The Britney Spears Problem
Tracking who's hot and who's not presents an algorithmic challenge
Back in 1999, the operators of the Lycos Internet portal began publishing a weekly list of the 50 most popular queries submitted to their Web search engine. Britney Spears—initially tagged a "teen songstress," later a "pop tart"—was No. 2 on that first weekly tabulation. She has never fallen off the list since then—440 consecutive appearances when I last checked. Other perennials include Pamela Anderson and Paris Hilton. What explains the enduring popularity of these celebrities, so famous for being famous? That's a fascinating question, and the answer would doubtless tell us something deep about modern culture. But it's not the question I'm going to take up here. What I'm trying to understand is how we can know Britney's ranking from week to week. How are all those queries counted and categorized? What algorithm tallies them up to see which terms are the most frequent?
One challenging aspect of this task is simply coping with the volume of data. Lycos reports processing 12 million queries a day, and other search engines, such as Google, handle orders of magnitude more. But that's only part of the problem. After all, if you have the computational infrastructure to answer all those questions about Britney and Pamela and Paris, then it doesn't seem like much of an added burden to update a counter each time some fan submits a request. What makes the counting difficult is that you can't just pay attention to a few popular subjects, because you can't know in advance which ones are going to rank near the top. To be certain of catching every new trend as it unfolds, you have to monitor all the incoming queries—and their variety is unbounded.
In the past few years the tracking of hot topics has itself become a hot topic in computer science. Algorithms for such tasks have a distinctive feature: They operate on a continuous and unending stream of data, rather than waiting for a complete batch of information to be assembled. Like a worker tending a conveyor belt, the algorithm has to process each element of the stream in sequence, as soon as it arrives. Ideally, all computations on one element are finished before the next item comes along.
Much of the new interest in stream algorithms is inspired by the Internet, where streams of many kinds flow copiously. It's not just a matter of search-engine popularity contests. A similar algorithm can help a network manager monitor traffic patterns, revealing which sites are generating most of the volume. The routers and switches that actually direct the traffic also rely on stream algorithms, passing along each packet of data before turning to the next. A little farther afield, services that filter spam from e-mail can use stream algorithms to detect messages sent in thousands or millions of identical copies.

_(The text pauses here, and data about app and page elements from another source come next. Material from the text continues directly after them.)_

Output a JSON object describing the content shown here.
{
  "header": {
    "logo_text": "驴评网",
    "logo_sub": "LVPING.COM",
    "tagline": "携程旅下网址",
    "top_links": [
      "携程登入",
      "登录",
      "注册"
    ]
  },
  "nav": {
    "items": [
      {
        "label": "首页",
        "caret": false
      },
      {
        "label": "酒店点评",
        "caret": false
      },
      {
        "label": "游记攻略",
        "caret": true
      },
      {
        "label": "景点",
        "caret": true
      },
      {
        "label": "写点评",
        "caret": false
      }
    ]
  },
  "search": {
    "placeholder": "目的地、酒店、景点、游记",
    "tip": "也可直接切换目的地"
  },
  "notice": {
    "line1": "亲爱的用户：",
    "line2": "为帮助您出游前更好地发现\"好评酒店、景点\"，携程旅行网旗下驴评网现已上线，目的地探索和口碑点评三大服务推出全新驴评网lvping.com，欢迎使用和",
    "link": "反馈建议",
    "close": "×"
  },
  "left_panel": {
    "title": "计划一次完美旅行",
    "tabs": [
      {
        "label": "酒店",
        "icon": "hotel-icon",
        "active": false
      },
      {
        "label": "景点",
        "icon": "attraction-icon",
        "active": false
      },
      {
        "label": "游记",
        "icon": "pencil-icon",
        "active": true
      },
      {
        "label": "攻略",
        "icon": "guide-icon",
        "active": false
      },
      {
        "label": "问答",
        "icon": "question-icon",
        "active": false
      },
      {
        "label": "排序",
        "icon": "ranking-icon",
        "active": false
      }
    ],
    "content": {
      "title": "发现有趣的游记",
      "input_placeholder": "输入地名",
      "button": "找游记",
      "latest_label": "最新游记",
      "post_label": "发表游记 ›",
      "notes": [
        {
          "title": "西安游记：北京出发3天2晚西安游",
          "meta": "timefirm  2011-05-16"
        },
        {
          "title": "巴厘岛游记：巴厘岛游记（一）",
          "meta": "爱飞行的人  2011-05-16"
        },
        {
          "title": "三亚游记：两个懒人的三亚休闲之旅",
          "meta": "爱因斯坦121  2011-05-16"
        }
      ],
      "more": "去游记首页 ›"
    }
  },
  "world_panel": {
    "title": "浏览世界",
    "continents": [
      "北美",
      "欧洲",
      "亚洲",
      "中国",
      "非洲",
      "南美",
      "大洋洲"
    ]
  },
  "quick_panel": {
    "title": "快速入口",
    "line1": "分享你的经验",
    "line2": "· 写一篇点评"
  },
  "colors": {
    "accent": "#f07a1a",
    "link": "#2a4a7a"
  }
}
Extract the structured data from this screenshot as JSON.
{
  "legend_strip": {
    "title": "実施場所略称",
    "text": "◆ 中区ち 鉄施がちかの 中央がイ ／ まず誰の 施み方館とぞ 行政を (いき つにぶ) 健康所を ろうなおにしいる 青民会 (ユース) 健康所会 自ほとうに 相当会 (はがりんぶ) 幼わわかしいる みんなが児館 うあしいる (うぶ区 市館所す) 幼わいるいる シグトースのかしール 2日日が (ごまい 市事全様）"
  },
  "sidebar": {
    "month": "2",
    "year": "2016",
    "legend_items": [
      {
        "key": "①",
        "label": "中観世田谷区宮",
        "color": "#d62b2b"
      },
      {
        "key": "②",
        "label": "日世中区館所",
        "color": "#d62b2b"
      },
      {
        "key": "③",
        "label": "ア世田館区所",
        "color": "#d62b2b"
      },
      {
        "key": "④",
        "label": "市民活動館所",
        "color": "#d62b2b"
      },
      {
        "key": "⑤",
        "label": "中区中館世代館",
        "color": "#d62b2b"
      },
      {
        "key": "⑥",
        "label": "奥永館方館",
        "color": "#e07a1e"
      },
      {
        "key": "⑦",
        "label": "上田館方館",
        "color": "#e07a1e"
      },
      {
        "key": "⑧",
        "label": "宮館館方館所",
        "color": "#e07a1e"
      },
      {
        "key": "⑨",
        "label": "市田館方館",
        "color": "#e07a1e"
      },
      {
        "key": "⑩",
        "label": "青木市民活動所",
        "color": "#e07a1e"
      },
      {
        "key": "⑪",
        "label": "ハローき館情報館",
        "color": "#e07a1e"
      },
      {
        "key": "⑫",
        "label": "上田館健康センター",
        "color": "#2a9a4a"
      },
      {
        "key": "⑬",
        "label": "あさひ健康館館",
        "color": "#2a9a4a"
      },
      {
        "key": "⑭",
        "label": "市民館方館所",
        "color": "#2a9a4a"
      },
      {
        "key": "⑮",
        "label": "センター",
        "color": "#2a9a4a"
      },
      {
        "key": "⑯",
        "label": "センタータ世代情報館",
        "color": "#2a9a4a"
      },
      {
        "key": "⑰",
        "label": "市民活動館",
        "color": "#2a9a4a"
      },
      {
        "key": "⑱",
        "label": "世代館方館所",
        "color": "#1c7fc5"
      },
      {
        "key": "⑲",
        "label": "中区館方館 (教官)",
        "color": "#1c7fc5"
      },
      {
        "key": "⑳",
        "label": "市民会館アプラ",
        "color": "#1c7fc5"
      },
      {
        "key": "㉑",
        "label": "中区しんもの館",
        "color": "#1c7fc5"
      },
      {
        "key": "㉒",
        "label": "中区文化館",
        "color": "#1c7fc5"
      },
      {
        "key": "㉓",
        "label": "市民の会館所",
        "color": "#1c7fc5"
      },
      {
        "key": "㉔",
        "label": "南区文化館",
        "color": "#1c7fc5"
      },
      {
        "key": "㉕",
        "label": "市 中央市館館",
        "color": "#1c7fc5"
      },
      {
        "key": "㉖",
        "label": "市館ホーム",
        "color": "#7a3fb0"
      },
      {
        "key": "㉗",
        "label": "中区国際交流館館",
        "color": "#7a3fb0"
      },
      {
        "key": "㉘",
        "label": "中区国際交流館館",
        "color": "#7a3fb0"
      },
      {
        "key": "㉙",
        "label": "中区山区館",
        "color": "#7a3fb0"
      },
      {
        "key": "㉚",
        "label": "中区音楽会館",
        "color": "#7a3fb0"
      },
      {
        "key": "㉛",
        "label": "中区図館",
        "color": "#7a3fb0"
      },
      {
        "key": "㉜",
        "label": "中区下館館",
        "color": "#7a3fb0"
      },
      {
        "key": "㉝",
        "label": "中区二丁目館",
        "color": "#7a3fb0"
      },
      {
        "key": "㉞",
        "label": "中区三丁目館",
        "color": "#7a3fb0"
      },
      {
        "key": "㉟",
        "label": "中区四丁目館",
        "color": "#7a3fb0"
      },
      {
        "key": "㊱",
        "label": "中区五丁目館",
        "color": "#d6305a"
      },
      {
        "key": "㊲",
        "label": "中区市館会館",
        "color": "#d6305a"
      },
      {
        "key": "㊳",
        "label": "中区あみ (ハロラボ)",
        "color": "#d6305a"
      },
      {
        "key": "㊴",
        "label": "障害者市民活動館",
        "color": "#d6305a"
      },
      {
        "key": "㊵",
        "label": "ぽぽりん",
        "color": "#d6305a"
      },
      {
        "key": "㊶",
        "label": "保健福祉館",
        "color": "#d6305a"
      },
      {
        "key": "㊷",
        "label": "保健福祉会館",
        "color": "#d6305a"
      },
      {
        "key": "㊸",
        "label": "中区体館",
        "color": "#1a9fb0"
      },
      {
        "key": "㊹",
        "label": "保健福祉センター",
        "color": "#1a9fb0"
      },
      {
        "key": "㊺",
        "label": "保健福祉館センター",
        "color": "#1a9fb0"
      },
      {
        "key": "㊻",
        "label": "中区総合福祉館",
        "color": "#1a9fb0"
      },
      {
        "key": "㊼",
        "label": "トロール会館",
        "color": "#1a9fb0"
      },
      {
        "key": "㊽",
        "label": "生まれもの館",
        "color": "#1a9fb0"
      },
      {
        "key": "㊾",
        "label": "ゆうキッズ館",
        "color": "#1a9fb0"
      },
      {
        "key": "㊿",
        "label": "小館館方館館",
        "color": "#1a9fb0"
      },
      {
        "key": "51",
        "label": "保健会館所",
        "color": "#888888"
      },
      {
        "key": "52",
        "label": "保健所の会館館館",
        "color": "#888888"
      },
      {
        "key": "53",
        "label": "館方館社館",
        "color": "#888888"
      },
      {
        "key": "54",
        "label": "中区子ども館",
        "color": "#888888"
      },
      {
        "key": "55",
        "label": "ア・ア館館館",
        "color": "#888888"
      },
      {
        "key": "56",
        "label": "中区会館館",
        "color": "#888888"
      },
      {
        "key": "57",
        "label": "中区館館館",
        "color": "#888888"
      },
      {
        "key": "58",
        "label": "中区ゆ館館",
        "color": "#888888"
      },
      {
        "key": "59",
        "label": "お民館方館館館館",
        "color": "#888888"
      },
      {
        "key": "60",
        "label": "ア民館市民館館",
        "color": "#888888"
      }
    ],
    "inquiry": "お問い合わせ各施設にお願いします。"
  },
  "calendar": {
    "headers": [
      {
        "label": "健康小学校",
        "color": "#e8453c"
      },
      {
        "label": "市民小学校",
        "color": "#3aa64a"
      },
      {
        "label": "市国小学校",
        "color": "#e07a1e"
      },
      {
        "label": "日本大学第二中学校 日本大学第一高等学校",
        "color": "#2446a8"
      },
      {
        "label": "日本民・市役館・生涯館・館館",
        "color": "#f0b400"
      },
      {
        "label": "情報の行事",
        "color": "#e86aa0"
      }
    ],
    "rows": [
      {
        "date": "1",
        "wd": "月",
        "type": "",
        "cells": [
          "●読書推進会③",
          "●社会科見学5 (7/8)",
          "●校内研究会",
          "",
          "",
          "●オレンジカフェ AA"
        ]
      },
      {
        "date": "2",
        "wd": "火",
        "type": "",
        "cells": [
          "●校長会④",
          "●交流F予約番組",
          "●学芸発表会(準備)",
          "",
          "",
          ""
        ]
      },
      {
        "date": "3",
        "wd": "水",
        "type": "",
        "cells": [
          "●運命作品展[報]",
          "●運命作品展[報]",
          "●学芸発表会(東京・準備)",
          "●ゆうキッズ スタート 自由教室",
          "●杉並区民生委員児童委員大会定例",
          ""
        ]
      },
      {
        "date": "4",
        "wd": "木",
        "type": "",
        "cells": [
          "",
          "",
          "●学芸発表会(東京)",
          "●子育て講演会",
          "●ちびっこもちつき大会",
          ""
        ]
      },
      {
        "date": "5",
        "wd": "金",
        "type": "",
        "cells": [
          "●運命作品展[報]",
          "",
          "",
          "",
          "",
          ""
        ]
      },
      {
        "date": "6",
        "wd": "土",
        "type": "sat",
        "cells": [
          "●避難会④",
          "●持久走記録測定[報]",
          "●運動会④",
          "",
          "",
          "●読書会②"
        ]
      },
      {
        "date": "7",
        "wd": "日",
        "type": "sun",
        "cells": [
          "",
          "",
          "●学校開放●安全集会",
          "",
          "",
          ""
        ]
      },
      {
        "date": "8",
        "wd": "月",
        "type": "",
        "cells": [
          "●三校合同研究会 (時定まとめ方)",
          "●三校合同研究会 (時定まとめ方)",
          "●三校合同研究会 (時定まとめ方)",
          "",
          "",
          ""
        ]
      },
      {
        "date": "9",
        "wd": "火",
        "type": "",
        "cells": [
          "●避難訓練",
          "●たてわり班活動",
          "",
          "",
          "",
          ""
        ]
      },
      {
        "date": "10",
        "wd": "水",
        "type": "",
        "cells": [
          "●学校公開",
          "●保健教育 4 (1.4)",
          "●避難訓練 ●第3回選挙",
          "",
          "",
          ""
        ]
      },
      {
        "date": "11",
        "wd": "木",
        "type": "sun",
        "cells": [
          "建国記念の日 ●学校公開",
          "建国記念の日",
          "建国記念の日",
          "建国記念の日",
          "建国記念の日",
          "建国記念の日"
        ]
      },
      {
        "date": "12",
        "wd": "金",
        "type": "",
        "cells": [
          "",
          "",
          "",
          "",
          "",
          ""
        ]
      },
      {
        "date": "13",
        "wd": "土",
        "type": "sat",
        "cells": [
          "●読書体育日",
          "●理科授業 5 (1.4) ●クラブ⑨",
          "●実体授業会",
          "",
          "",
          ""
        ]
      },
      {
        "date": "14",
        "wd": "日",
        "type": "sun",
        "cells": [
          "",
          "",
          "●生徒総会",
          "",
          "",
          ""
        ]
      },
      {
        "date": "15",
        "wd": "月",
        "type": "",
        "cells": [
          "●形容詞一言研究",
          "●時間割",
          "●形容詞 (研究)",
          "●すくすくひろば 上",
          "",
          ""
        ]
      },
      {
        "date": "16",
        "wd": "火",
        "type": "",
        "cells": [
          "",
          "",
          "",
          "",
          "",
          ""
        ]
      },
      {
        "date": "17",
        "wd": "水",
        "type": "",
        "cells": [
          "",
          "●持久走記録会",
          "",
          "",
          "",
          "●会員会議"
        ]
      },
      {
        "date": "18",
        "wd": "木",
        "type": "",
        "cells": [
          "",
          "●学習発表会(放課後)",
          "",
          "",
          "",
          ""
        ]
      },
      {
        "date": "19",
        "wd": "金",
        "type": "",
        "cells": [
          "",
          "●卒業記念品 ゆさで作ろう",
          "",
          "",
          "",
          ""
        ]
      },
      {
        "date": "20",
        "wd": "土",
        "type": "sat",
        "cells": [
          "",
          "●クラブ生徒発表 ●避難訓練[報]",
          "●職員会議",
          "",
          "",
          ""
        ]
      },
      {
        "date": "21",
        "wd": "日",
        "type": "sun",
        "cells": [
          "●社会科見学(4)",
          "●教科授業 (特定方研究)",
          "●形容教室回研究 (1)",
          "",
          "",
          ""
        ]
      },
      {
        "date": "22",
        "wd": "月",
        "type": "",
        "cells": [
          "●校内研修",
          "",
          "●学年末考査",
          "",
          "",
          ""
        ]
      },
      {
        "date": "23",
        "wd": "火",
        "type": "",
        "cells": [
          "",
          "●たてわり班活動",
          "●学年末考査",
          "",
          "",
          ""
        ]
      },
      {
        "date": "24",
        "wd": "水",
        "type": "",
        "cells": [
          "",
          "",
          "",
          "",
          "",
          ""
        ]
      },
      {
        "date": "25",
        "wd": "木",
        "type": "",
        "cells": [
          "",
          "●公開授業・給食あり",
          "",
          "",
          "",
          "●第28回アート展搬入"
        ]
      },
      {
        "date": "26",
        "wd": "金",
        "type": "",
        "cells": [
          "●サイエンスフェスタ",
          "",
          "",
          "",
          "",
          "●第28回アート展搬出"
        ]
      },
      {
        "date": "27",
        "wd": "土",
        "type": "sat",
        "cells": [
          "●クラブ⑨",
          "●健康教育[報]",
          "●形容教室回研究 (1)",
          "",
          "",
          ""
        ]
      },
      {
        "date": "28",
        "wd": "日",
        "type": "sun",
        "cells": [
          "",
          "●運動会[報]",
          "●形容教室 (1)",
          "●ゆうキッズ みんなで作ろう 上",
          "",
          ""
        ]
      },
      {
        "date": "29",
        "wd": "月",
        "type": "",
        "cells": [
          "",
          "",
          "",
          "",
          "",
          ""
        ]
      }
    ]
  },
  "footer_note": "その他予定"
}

Apart from the Internet, stream algorithms are also being applied to flows of financial data, such as stock-market transactions and credit-card purchases. If some government agency wanted to monitor large numbers of telephone calls, they too might have an interest in stream algorithms. Finally, the designers of software for some large-scale scientific experiments adopt a stream-oriented style of data processing. Detectors at particle-physics laboratories produce so much data that no machine can store it all, even temporarily, and so preliminary filtering is done by programs that analyze signals on the fly.